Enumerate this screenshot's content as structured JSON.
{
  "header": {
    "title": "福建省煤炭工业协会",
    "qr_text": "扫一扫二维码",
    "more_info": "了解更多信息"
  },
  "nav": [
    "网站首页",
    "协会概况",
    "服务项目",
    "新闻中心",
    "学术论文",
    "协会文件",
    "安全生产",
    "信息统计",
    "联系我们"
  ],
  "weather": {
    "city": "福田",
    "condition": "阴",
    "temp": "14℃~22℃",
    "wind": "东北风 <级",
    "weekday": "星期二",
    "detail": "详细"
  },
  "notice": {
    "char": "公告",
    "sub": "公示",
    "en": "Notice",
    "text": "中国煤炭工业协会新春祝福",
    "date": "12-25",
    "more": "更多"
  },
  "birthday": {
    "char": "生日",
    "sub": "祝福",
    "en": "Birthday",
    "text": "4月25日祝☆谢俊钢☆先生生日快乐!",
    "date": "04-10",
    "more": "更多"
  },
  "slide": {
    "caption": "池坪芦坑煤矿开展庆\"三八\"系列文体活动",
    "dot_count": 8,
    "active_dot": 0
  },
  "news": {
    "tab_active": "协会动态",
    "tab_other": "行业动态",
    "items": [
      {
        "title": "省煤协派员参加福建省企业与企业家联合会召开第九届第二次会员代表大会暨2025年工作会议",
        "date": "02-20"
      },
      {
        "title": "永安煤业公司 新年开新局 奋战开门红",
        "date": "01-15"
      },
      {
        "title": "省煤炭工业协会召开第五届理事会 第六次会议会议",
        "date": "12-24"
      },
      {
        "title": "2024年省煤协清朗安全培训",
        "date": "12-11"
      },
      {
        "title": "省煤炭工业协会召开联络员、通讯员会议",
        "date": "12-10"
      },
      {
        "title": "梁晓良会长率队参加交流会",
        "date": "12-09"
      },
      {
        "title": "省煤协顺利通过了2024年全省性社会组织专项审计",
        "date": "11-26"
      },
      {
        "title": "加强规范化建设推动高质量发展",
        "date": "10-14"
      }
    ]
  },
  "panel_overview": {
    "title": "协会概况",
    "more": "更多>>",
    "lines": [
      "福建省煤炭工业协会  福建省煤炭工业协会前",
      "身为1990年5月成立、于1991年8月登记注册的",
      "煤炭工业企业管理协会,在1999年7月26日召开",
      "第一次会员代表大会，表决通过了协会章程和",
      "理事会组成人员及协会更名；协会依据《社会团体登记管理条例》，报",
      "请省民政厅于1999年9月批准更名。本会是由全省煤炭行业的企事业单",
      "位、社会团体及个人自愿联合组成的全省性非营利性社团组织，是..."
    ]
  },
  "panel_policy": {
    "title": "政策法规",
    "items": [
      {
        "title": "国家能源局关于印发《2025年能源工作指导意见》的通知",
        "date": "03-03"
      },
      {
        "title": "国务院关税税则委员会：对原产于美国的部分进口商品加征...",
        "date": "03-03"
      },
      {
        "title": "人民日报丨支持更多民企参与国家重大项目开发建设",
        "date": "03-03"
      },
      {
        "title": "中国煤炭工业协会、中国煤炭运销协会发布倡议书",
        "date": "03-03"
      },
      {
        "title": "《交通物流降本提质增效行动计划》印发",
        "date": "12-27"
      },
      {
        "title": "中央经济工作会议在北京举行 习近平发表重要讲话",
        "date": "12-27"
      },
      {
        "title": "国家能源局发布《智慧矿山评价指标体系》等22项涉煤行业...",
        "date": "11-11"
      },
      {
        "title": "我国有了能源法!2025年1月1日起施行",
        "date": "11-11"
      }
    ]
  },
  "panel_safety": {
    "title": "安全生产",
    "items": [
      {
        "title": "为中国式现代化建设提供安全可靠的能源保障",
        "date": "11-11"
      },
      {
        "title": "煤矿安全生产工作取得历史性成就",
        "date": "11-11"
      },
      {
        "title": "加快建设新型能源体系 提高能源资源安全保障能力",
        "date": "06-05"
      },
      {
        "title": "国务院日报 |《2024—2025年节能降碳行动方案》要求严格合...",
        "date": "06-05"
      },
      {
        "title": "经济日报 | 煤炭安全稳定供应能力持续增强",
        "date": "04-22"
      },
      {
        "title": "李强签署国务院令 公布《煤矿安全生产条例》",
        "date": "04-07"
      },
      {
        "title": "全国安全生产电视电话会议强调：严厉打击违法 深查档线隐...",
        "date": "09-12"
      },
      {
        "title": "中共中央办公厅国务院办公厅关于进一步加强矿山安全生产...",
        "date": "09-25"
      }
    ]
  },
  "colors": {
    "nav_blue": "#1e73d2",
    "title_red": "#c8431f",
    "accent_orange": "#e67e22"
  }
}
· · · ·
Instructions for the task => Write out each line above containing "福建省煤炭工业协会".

Answer space =>
    "title": "福建省煤炭工业协会",
      "福建省煤炭工业协会  福建省煤炭工业协会前",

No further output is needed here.